The first time I had to bathe a cat, I was 16 years old.
One summer afternoon, our long-haired tuxedo cat, Purr Bear, came into the house covered in grease and other filth, having apparently decided to camp out under a junk car on our property. My mother took one look at him and said, “JaneA, give Purr Bear a bath.”
With visions of deadly combat dancing in my head, I took Purrby into the bathroom, closed the door behind me, and set him in the sink. As the water started running, he didn’t try to flee. In fact, he just kind of sat there. The sink filled, and I waited for the other shoe to drop. Then I started lathering him up with some soap, and I was sure I was going to get shredded. Nope: He just sat there and purred and purred as I scrubbed and rinsed, scrubbed and rinsed.
Ten years later, I had another opportunity to bathe cats. This time it was my tiny kittens, Sinéad and Siouxsie.
I’d been over to a friend’s house about a week before, and apparently I’d brought some unwanted hitchhikers home because one day I noticed that my babies were covered with fleas. They were only about seven weeks old, too young to use topical flea treatments, so the only way I could de-flea them was by bathing them. I got some cat-safe shampoo and set to work, one kitten at a time. They struggled, scrabbled, and tried their hardest to claw me, but they were too small to do any damage. The poor things had to get three baths each (and I had to vacuum and launder everything in my house multiple times) before the fleas were finally gone.
The moral of the story is that although cats are excellent self-groomers, there are times when we do have to intercede. Here are some examples:
The good news is two-fold: a) it’s usually not as hellish to give your cat a bath as you’ve been led to believe; and b) you don’t necessarily have to give your cat a full bath for some of these circumstances. Here are some alternatives to giving your cat a good soaking bath
For cleaning minor stains or getting food out of your cat’s face fur, dampen a washcloth with warm water and rub in the direction of the fur. Use one finger and mimic the motions of a cat mom licking her babies; chances are your cat will actually enjoy this treatment. A slightly wetter washcloth can help remove poop from your cat’s bloomers.

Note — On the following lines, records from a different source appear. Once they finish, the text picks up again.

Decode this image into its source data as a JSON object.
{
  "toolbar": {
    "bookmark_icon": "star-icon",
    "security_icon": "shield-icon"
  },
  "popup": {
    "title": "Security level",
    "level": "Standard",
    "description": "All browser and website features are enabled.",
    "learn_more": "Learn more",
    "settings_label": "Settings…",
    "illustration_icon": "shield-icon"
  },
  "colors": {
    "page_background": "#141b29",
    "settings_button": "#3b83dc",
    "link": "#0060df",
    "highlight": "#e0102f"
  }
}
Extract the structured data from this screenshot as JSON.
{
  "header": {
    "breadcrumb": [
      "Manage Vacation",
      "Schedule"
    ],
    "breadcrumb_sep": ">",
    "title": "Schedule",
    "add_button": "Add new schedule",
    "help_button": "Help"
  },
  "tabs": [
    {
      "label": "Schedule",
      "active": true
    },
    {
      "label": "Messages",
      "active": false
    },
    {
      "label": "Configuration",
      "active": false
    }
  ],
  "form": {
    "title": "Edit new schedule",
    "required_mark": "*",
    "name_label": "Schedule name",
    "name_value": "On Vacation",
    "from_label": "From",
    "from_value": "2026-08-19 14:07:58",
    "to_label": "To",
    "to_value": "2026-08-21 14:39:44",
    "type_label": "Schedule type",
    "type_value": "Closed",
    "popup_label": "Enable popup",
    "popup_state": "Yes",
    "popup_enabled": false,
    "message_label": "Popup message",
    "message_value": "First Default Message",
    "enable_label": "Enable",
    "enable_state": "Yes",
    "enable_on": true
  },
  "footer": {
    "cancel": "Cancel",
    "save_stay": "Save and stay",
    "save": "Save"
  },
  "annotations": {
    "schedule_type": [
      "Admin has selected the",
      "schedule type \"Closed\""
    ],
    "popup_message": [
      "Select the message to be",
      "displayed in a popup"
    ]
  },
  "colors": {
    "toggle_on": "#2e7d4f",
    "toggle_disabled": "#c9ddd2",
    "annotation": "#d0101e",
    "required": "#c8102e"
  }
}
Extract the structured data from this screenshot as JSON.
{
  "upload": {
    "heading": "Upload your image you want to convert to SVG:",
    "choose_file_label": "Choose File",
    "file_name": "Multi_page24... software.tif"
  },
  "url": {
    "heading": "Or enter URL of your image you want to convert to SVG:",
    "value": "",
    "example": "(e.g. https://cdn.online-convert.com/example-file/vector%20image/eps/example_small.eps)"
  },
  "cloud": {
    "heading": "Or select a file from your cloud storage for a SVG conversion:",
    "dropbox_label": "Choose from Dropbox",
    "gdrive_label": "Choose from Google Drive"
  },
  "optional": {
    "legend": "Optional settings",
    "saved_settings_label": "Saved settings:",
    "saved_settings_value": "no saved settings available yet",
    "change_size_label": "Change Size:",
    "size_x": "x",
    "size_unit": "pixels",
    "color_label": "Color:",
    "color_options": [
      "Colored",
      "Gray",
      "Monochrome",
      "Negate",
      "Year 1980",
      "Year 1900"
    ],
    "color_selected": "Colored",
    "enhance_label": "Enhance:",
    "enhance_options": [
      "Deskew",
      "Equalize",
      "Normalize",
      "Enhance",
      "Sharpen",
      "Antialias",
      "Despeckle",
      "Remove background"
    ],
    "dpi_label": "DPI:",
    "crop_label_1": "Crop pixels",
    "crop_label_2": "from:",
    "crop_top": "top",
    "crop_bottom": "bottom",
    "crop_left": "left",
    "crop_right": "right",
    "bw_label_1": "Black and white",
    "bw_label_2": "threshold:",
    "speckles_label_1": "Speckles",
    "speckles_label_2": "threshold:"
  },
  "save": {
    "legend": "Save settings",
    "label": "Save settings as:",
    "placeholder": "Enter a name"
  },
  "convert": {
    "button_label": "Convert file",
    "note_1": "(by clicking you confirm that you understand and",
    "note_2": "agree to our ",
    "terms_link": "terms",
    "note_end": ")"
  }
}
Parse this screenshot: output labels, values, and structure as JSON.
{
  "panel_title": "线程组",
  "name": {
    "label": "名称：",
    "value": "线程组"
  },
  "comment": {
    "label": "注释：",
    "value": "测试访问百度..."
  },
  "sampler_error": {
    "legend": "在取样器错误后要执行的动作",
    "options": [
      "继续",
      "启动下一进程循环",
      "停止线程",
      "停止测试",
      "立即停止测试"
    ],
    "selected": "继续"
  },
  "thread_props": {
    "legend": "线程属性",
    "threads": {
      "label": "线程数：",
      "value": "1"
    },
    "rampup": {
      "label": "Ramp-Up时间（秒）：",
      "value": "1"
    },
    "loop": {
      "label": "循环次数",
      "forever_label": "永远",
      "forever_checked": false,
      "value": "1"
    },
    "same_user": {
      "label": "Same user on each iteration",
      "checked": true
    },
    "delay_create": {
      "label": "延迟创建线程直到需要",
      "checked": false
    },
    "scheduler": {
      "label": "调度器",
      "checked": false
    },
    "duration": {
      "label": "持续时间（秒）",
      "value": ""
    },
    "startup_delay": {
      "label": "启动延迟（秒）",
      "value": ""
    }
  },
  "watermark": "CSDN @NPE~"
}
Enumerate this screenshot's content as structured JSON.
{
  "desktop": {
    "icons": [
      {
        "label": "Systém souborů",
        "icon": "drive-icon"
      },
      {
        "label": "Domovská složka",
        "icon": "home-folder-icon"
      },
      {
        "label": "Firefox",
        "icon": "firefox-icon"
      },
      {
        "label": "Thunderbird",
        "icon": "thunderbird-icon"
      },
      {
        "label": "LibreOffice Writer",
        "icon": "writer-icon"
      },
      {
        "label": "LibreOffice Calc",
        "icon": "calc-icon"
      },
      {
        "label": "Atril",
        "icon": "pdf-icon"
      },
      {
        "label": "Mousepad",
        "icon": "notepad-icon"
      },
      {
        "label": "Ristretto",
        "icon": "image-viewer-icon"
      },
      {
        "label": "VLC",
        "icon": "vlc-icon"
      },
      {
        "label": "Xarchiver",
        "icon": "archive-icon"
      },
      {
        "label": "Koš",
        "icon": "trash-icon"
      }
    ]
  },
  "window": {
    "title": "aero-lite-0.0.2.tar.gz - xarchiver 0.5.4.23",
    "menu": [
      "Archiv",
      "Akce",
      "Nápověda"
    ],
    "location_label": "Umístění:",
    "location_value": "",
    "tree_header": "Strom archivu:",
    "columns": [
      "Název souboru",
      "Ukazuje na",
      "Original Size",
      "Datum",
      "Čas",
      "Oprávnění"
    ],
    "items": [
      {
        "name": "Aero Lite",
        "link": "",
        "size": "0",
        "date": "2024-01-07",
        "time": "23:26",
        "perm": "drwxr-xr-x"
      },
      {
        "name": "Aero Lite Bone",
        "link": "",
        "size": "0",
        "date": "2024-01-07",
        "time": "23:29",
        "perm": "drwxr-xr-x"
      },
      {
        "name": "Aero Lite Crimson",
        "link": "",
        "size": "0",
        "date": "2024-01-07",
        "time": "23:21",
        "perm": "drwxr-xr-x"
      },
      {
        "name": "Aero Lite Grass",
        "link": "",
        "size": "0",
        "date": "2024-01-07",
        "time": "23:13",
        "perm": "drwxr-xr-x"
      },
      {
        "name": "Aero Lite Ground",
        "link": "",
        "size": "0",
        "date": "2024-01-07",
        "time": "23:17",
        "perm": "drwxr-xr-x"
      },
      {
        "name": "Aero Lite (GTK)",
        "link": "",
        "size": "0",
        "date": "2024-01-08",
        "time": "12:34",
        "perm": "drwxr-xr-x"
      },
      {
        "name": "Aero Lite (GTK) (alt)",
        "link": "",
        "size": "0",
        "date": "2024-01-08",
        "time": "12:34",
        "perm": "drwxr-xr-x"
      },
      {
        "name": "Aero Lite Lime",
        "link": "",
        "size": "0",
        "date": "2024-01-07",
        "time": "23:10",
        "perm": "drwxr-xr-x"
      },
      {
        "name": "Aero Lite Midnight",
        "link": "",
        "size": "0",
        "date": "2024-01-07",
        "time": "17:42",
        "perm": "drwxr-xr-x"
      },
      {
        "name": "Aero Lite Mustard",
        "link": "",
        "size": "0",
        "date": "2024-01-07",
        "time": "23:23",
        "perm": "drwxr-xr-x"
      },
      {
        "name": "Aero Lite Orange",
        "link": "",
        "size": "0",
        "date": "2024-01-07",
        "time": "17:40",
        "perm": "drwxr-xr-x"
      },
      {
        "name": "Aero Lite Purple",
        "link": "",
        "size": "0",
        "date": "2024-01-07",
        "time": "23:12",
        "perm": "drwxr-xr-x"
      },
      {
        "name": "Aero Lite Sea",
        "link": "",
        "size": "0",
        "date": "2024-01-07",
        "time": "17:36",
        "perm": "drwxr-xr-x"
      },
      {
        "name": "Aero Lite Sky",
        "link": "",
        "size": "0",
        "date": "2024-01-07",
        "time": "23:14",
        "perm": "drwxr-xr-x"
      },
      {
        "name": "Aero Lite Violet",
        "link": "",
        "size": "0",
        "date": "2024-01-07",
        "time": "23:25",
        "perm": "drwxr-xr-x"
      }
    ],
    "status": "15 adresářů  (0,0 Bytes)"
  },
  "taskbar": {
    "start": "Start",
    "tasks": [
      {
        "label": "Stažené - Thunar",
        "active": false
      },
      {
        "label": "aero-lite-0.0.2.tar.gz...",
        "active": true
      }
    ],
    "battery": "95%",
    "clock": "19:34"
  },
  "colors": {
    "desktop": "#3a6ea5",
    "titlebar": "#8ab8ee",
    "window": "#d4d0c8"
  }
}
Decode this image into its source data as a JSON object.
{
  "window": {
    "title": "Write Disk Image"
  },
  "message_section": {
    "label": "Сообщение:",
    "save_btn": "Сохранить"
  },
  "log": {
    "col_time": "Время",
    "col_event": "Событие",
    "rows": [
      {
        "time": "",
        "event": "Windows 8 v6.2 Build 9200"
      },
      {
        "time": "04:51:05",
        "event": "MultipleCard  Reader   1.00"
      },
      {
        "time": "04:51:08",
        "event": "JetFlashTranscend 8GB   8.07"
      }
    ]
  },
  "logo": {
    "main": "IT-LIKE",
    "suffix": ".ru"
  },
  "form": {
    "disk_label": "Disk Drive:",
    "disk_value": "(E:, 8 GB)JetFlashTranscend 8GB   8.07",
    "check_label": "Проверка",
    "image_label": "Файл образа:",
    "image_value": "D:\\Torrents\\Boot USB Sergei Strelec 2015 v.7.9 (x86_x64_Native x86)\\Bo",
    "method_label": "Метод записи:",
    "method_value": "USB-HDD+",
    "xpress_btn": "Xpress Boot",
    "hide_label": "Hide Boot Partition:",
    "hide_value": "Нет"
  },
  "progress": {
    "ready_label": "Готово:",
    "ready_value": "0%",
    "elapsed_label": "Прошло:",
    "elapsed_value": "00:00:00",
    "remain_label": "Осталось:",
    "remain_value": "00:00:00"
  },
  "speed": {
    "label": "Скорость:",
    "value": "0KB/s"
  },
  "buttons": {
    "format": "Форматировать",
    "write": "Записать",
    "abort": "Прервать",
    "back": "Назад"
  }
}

If you’re familiar with baby wipes, cat wipes are the feline version. They’re usually slightly damp and contain cat-safe detergent and conditioners to help remove light dirt, minor stains and the saliva that produces reactions in cat-allergic people. When Siouxsie’s arthritis got to the point that she found it hard to groom herself effectively, I used wipes on her. If you use wipes, be sure to buy only products made for cats, and I recommend unscented wipes if possible.
Dry baths typically come in the form of a powder or foam that you massage into your cat’s fur and leave there. I’ve never used dry baths so I don’t know how well they work, but reviews on a popular online retail site indicate that the foam products work better and are less messy than the powders. Be sure to read the information before using a dry bath because some of these products are supposed to be used only on cats 12 weeks and older. Also, please get dry baths specifically for cats. Dry baths for dogs or other animals may contain products that are toxic to cats.
Have you ever had to give your cat a bath? Have you used cat wipes or dry baths? How did they work? Please share your kitty bathing experiences in the comments.
Top photograph: Alexander Pytskiy/Getty Images
Orginally published in 2016.